A Mother’s Struggle: San Francisco’s Changing Landscape and the Battle Against Addiction


In the heart of San Francisco’s historically vibrant North Beach district, Tanya Tilghman built a life for herself and her family. The city’s liberal values, diverse community, and strong sense of belonging made it a place she was proud to call home. However, over the years, Tilghman witnessed a disheartening transformation of the streets she once considered safe. As policies from City Hall and advocacy groups aimed at addressing homelessness took effect, she noticed a deepening drug crisis plaguing the city.

Tilghman’s own son, Roman Vardanega, fell victim to the allure of drugs. Starting with a casual experimentation in high school, he spiraled into the grips of addiction, traversing through a harrowing sequence of substance abuse. The availability of drugs, particularly in the notorious Tenderloin area, made it difficult for her son to break free from their clutches. Tilghman’s concern intensified when she realized that the city’s response to drug-related offenses was lenient, often releasing offenders without consequences.

The COVID-19 pandemic further exacerbated San Francisco’s drug epidemic. As the city shut down, tent encampments multiplied on the sidewalks, and drug use became more brazen. The lack of action from the authorities left Tilghman bewildered and disheartened. When a “linkage center” opened in the Tenderloin, touted as a place where addicts could seek assistance, Tilghman hoped it could be a turning point for her son. However, her visit revealed a shocking reality – drugs were openly consumed within the center, rendering it ineffective in providing the intended support.

Tilghman’s desperation to find her son led her to walk the streets, confronting the grim reality of homelessness, addiction, and mental illness. As she tirelessly searched, she realized that her son’s face was a reflection of countless others struggling in the city. The laissez-faire approach of the local government had pushed the boundaries too far. Shoplifting went unpunished, and drug use was tolerated even in the presence of law enforcement.

Through her perseverance, Tilghman eventually found solace and support. Engaging with Mothers Against Drug Addiction and Deaths, she discovered a renewed purpose in fighting against the drug crisis. A new district attorney, determined to address the city’s crime surge, took office after the previous one faced a recall. For Tilghman’s son, encounters with the legal system and subsequent incarceration offered a lifeline—a chance to break free from the streets and enter a court-mandated rehabilitation program.

While San Francisco still holds its beauty and allure, Tilghman acknowledges the alarming changes that have unfolded. As a staunch liberal, she struggles with the discrepancy between her political beliefs and the chaotic reality surrounding her. Her story encapsulates the battles faced by countless families in the city, as they navigate through a changing landscape fraught with addiction and crime.
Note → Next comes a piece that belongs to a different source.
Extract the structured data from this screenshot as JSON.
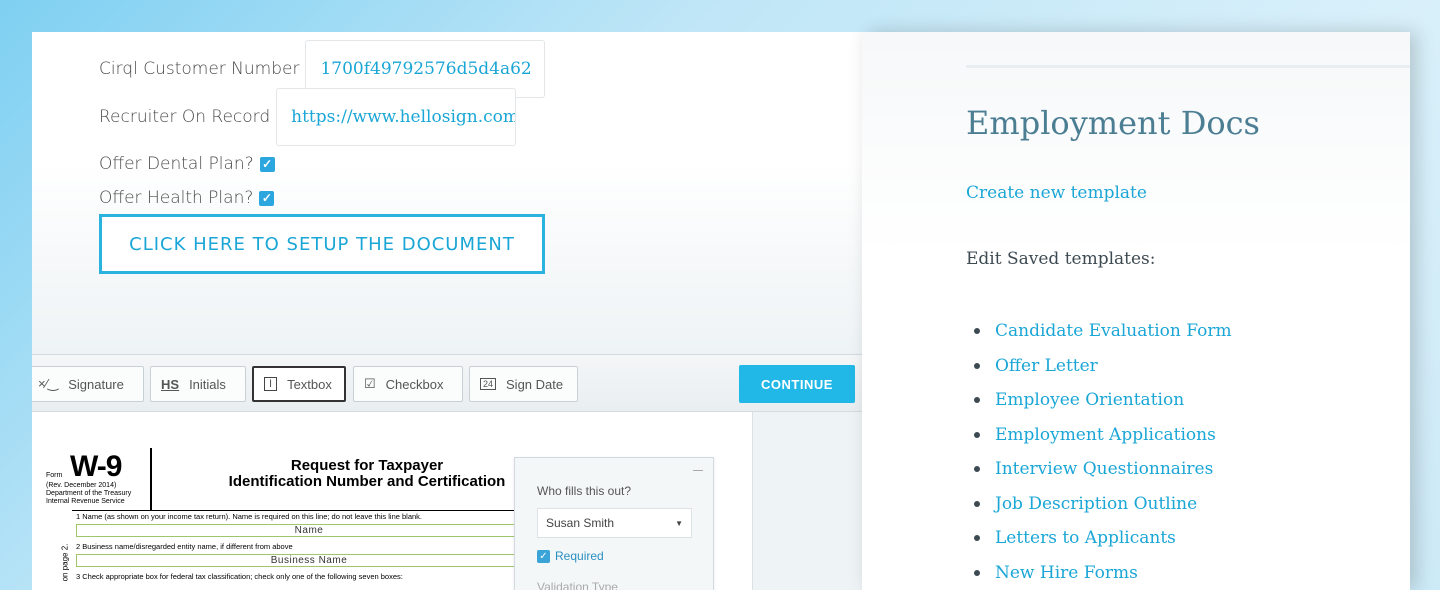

In summary, Tanya Tilghman’s narrative sheds light on the evolving drug epidemic in San Francisco and the impact it has had on families like hers. The struggle to find her son amidst a growing crisis and a city’s shifting priorities illustrates the need for comprehensive and effective measures to address the root causes of addiction and homelessness.